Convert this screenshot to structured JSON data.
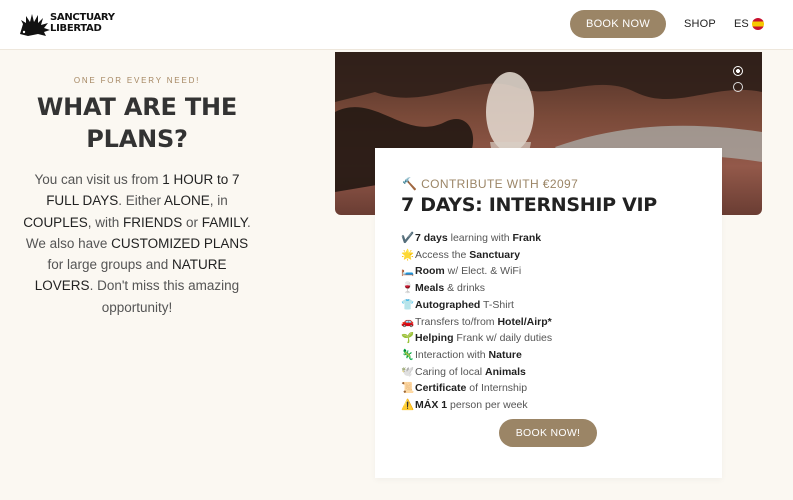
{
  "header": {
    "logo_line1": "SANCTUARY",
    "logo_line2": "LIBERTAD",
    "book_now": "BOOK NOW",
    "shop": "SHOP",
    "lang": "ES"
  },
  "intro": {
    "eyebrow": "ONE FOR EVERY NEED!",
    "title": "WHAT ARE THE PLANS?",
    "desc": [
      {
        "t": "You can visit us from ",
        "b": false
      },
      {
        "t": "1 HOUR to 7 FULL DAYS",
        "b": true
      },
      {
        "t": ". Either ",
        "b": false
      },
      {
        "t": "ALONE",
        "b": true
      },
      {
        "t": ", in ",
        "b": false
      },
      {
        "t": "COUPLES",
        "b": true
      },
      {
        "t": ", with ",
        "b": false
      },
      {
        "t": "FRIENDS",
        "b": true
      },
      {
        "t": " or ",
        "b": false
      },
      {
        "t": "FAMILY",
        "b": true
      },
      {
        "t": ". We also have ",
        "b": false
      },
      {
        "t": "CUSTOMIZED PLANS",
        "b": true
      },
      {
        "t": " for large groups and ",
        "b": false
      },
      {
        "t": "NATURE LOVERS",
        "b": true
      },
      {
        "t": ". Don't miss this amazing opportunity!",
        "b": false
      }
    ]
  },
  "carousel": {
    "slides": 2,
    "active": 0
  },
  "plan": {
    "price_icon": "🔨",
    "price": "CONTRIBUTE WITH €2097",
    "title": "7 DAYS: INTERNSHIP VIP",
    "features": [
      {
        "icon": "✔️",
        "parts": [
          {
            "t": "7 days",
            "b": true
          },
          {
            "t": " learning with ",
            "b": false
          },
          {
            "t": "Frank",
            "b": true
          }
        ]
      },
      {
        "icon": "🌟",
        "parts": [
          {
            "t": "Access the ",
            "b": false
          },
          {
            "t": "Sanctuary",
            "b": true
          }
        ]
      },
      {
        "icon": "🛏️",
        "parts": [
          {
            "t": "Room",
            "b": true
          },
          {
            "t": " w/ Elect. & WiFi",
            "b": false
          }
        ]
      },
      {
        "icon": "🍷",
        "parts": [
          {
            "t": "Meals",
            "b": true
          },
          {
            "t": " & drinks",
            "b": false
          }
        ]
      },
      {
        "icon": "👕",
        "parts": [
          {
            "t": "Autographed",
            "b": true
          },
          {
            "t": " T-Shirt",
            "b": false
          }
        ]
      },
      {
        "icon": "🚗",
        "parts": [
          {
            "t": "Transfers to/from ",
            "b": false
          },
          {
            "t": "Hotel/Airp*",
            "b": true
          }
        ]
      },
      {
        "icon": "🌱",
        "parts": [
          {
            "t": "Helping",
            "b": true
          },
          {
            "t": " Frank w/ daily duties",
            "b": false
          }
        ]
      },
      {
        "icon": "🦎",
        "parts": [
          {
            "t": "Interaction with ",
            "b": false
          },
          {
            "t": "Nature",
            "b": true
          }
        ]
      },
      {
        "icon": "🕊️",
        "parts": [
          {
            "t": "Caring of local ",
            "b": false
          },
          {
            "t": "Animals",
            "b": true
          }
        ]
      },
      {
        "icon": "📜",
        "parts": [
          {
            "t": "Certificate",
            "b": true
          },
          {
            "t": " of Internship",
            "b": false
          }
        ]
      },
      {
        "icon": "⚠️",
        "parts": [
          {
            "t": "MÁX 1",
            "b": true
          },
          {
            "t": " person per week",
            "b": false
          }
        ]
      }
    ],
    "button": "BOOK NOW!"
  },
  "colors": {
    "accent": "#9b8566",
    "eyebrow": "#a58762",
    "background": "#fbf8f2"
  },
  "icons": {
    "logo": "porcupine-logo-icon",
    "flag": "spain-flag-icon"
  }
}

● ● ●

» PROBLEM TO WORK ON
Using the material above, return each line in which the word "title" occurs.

» TASK RESULT
    "title": "WHAT ARE THE PLANS?",
    "title": "7 DAYS: INTERNSHIP VIP",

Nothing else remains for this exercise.